The Black “Little Mermaid”: When Skin Tones Precede Innocent Fantasies
Sophie Anabelle Somé
Picture from IMDB COREY NICKOLS/GETTY IMAGES FOR IMDB
Surprisingly enough, or not, commotion against Black women playing lead roles in movies is not an issue born today. It is an ongoing and perpetual battle that Black actresses must face. It is only as of September 9th, the release of the Little Mermaid trailer, that Disney counts two Black princesses out of 12 characters. The Princess and the Frog aired in 2009; Princess Tiana being the first Black princess presented on screen. At the time, Disney received backlash and multiple negative criticisms partly because of blatant racism toward Black women. Some individuals did not like the idea of a Black princess in Disney. Others within the Black Community criticized the company because a Black princess’s first appearance would involve her transformation into a frog. Other people thought that her Prince should be Black and that their love story should do due diligence to Black love.

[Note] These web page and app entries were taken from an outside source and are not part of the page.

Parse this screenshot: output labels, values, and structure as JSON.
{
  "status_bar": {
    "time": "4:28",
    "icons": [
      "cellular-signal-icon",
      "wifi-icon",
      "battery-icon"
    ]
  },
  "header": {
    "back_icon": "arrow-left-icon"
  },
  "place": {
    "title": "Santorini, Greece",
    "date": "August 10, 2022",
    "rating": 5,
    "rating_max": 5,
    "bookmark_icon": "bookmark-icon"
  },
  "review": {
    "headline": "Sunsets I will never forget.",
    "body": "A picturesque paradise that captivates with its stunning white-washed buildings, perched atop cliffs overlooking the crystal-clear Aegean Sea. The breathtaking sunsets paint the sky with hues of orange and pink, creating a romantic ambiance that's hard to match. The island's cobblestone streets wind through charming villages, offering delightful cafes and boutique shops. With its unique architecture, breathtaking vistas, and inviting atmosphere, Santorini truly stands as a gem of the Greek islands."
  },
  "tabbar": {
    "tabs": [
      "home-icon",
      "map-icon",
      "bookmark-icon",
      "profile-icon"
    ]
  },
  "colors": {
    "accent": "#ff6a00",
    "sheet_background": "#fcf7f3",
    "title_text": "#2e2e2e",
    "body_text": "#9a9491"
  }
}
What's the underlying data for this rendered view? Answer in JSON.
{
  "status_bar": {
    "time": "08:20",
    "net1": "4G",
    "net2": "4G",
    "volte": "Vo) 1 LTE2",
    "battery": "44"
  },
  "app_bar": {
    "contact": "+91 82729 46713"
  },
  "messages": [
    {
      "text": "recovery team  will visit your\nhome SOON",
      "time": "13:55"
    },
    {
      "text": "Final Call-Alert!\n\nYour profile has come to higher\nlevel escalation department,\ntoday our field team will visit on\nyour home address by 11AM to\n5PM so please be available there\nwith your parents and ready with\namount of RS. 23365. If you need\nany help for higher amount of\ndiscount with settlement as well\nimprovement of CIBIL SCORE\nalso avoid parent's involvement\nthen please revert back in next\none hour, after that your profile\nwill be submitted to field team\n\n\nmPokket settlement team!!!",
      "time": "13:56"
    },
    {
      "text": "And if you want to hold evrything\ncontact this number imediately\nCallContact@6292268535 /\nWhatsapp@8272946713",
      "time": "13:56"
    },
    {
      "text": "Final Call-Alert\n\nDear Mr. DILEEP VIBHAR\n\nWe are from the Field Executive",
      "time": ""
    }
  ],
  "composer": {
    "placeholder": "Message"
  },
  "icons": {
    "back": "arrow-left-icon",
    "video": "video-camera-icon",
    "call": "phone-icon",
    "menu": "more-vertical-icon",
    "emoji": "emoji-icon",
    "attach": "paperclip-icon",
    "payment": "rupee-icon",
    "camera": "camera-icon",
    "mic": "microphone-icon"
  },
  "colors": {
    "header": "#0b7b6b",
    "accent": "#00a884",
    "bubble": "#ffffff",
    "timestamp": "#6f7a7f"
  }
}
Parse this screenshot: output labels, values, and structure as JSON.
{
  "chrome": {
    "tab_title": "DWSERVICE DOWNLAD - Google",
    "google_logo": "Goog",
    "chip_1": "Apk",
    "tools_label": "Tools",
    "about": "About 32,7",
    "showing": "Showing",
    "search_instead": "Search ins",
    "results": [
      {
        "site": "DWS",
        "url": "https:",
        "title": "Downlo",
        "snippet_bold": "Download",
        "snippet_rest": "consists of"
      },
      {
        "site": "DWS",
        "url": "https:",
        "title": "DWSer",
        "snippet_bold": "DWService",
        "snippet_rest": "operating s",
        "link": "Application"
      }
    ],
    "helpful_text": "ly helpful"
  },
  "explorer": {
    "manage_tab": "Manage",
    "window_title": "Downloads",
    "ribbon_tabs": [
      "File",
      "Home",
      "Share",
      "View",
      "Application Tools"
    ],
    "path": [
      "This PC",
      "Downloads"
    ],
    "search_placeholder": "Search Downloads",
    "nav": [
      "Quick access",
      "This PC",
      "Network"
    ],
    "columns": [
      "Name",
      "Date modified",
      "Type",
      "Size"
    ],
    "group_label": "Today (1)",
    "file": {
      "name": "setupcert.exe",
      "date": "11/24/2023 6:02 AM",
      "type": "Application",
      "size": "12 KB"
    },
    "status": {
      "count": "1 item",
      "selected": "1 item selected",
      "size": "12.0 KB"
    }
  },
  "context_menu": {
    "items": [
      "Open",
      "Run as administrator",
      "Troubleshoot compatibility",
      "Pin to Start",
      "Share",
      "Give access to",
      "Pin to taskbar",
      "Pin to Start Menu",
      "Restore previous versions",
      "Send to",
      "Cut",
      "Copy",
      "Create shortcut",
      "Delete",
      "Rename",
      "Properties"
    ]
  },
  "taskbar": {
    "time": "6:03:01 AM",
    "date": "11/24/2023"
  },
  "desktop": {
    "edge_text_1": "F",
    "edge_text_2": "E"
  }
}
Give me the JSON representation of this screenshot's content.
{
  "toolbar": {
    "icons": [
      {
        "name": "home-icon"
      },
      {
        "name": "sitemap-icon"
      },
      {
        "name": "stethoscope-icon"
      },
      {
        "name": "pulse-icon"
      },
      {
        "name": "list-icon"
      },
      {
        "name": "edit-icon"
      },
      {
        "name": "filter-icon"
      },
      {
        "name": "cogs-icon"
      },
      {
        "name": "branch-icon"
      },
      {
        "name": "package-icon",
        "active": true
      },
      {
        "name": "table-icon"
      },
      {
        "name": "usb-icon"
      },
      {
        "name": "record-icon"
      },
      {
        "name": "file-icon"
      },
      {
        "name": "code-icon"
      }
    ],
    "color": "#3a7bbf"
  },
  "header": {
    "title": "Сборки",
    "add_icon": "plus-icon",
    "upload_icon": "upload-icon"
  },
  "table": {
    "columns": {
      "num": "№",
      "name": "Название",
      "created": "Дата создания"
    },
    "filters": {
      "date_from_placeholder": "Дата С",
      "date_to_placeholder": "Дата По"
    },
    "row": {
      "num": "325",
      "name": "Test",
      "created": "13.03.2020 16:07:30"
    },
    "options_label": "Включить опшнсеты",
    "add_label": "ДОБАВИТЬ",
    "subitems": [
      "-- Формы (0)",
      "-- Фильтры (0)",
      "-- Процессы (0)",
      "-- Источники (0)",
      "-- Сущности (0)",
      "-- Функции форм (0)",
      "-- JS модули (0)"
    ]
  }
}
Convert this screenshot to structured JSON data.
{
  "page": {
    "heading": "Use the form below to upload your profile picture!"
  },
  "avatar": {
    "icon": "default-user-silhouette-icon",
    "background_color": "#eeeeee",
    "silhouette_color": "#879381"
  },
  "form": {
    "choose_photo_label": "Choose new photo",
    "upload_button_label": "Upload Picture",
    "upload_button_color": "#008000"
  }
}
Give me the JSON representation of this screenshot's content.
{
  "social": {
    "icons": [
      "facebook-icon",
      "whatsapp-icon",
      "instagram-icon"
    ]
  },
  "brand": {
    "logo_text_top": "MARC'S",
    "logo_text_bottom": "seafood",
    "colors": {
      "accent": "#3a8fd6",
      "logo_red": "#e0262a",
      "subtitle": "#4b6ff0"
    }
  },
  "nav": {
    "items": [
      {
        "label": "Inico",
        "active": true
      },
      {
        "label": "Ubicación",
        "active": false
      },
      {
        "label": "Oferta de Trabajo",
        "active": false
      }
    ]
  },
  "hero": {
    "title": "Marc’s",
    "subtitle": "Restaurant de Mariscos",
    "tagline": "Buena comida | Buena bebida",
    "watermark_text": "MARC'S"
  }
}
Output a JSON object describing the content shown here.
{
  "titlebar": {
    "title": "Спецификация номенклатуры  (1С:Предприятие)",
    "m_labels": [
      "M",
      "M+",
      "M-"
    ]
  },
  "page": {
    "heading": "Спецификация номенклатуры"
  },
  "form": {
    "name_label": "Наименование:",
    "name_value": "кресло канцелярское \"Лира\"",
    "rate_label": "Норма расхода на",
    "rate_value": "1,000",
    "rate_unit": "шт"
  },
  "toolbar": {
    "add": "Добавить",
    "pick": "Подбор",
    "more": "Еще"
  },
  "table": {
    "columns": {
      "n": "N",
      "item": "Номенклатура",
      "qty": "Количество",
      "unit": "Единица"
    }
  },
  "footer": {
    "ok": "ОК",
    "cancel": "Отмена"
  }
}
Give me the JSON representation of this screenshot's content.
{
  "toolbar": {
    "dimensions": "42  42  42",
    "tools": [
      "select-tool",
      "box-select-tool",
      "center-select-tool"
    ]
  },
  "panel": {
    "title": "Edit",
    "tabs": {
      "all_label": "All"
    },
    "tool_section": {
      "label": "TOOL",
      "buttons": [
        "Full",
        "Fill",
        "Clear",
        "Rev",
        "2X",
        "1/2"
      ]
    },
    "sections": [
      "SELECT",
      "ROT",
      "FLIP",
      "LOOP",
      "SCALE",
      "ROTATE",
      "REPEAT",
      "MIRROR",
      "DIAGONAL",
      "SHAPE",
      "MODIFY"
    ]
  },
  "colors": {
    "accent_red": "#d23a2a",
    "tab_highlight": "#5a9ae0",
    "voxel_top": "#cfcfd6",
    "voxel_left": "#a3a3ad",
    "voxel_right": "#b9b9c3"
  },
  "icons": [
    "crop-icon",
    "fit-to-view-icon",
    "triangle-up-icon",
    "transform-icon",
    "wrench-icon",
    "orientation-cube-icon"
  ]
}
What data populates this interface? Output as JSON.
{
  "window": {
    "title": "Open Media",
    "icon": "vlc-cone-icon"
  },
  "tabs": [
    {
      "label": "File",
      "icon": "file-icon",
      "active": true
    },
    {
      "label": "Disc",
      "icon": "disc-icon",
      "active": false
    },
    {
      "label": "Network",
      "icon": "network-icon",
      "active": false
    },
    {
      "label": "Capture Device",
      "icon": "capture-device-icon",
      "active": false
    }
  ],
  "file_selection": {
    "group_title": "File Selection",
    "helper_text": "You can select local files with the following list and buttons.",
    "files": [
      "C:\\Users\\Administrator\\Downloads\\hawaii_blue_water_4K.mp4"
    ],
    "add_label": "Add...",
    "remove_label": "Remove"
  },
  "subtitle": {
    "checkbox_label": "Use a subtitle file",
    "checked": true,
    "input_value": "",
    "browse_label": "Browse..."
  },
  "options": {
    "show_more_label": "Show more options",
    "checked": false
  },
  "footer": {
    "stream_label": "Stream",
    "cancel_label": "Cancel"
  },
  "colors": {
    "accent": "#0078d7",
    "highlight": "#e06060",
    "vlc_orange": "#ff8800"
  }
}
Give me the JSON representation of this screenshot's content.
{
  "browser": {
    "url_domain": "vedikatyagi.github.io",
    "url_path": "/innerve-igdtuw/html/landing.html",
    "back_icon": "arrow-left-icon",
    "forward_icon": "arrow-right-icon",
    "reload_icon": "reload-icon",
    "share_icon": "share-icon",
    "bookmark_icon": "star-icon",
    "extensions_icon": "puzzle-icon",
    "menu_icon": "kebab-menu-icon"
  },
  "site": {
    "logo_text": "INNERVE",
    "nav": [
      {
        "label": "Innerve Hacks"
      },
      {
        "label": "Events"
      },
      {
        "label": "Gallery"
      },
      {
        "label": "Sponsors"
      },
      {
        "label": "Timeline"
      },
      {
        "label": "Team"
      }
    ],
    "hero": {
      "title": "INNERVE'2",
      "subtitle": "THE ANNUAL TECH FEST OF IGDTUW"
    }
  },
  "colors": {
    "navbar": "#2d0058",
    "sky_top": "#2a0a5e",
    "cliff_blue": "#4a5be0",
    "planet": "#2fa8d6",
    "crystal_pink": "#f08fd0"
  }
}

Above all the criticisms and intolerance from the public, portraying a Black princess was about time for Disney. Representation of minorities matters since children who admire film fantasies want to be seen and represented as they grow alongside their role models. It is also important for adults or teenagers to see such representation on television. I, a West African woman, did not grow up with much infatuation for Disney princesses. First, I wasn’t being represented in those characters as much as I would have liked to be, and I couldn’t find a princess that deeply inspired me. Again, each story is different, and each person has a different experience to tell. However, seeing the trailer of the Little Mermaid on my Instagram feed filled me with warmth and comfort for all the little girls that would have another Black princess to look up to. Providing children with role models in the media that look like them can impact their self-perception as well as their world perception. So, the representation of minorities offers a new vision of beauty standards.
The second wonderful Black Disney princess is the Little Mermaid, played by Halle Bailey. Again and again, and sadly to no one’s surprise, negative criticism and controversy emerged after the movie trailer’s release. Many wondered, “Why is the Little Mermaid Black?” “Why isn’t her hair bright red?” Point given, I would have liked for Ariel to have long and bright red hair because I’ve always seen her in books that way. The real issue, however, is; Why does her appearance matter? Why should Ariel’s physical characteristics be permanently set in stone? She remains a mermaid, and no alteration of her hair could make her less uncanny or imaginary. Now, it seems like Halle Bailey’s skin color might be the problem. There is no other way to address people’s disfavor of her character than to point out intolerance and racism on their part. There is a clear line between dismissing someone for their acting skills as opposed to their skin color.
David Dennis Jr. beautifully said in a commentary on Andscape, “This is about white people who detest the notion of Black women centered in any story, let alone those that they’ve enjoyed as symbols of white pride”. Going from a character presented 33 years ago as white to a black character is a large step regarding representation. In an interview with Entertainment Weekly, Halle Bailey says about the movie, “it’s not just a story about her, you know, falling in love and loving a boy and wanting the above world. It's more about what she sees in herself and what she wants for her future.” The main effect of the diverging controversy around the Little Mermaid is the effacement of the movie’s message of courage and passion.
Let’s ask ourselves, why Halle Bailey, a prolific and Grammy-nominated actress, is second-guessed in her ability to play the lead role of the Little Mermaid. Critiques towards the scenery, the costumes, the actors, or the visuals of the movies are welcomed and beyond appreciated. However, criticisms about the validity of the Little Mermaid or labeling her as “unrealistic” are blatant acts of racism. There should be no such thing as unrealism when it comes to imagination and fairy tales.
David Dennis Jr. “The attacks on ‘The Little Mermaid’ and ‘The Woman King’ are unified by a disdain for Black women.” Andscape. September 20, 2022, https://andscape.com/features/little-mermaid-woman-king-backlash/.
Entertainment Weekly. “Halle Bailey on ‘The Little Mermaid’. Youtube, 20 Sept. 2022. https://www.youtube.com/watch?v=9AfBlczOiMg